Sergey Mavrodi (RIA Novosti / Ilya Pitalev)
The man once labeled in Russia as a fraudster has allegedly come up with a way to curb inflation in Belarus – to open branches of his new financial scheme.

­Mavrodi, who has chosen video addresses as the best means of persuading potential clients – and now even heads of state – asked Belarusian President Aleksandr Lukashenko to authorize the MMM scheme. The plan could save the Belarusian economy from the devaluation of the national currency and foreign currency deficit. The “financial genius” promised Lukashenko the scheme would stop inflation and the fall of the national currency.

In Russia, where he was once convicted for destroying the savings of about five million investors according to estimates, Mavrodi has tried to create a new financial pyramid scheme, which largely exists only as his blog on the internet rather than as a real financial instrument. He is convinced his MMM financial pyramid helped in the 1990s to curb inflation along with short-term government bonds, GKOs. If the authorities in Belarus use the same methods, they will manage to improve the country’s ailing economy, he says.
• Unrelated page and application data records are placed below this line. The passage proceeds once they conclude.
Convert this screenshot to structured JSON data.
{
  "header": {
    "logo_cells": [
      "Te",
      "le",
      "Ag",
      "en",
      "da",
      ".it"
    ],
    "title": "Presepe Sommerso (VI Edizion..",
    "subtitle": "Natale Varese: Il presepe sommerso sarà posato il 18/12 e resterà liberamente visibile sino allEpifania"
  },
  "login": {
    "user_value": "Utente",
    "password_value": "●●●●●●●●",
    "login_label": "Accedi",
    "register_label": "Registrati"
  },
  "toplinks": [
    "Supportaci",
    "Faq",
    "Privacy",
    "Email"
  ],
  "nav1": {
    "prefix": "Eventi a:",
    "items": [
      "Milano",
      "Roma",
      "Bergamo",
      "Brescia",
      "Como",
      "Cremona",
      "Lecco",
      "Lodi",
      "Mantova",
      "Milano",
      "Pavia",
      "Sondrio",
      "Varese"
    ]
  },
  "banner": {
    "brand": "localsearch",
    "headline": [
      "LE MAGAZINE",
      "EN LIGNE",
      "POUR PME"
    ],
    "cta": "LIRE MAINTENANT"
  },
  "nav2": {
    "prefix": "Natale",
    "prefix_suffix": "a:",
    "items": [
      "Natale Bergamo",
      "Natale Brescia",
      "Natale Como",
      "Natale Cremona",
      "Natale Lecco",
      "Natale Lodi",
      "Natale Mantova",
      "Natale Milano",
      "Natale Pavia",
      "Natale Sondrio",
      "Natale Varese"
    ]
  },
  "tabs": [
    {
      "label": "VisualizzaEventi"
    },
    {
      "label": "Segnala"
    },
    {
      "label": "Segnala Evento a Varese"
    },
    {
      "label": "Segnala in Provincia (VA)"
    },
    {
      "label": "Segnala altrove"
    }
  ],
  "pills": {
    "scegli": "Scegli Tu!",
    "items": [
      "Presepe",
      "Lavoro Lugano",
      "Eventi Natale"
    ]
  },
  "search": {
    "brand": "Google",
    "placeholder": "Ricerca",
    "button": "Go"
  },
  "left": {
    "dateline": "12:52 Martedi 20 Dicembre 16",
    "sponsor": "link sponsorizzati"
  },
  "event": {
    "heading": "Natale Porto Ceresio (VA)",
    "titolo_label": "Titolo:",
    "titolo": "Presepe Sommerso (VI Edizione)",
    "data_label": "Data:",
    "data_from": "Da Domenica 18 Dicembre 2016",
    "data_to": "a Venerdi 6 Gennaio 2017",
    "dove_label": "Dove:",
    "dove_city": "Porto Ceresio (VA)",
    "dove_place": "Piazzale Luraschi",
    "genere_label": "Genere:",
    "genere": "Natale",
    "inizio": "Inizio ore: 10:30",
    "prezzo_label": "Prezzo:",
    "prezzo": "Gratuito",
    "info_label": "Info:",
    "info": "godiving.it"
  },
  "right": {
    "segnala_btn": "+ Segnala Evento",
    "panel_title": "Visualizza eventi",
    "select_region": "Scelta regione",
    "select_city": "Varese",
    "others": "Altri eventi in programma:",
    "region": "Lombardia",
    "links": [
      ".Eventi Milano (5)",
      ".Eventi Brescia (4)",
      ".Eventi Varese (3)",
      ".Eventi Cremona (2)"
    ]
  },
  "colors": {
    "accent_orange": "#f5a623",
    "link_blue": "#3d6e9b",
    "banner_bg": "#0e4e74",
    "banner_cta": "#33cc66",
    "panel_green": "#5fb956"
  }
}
Some believe that the MMM-2011 project, banned in Russia, was just a PR stunt invented before the release of the movie "PyraMMMid". But by directly addressing the Belarusian leader, Mavrodi is dragging his new scheme to an international level.

The financial pyramid will attract and “tie” people’s savings and offer the Belarusian authorities’ grace which they badly need now, Mavrodi said.

Lukashenko has not responded to Mavrodi’s offer. The Belarusian leader recently promised to stabilize the economy in one or two months, but the national bank had to devalue the country’s currency. Some analysts believe that only foreign loans may save the Belarusian economy.

Russian Financial Minister Aleksey Kudrin said this week that Belarus may get $1 billion from the anti-crisis fund of the Eurasian Economic Community (EurAsEC) and another $1 billion in each of the next two years. But the option of Russia extending credits to Minsk is not under consideration now, he said.

EurAsEC’s funds are not sufficient, Kudrin said, adding that Belarus will have to go to the International Monetary Fund (IMF). Moscow is ready to support Minsk’s request, he added.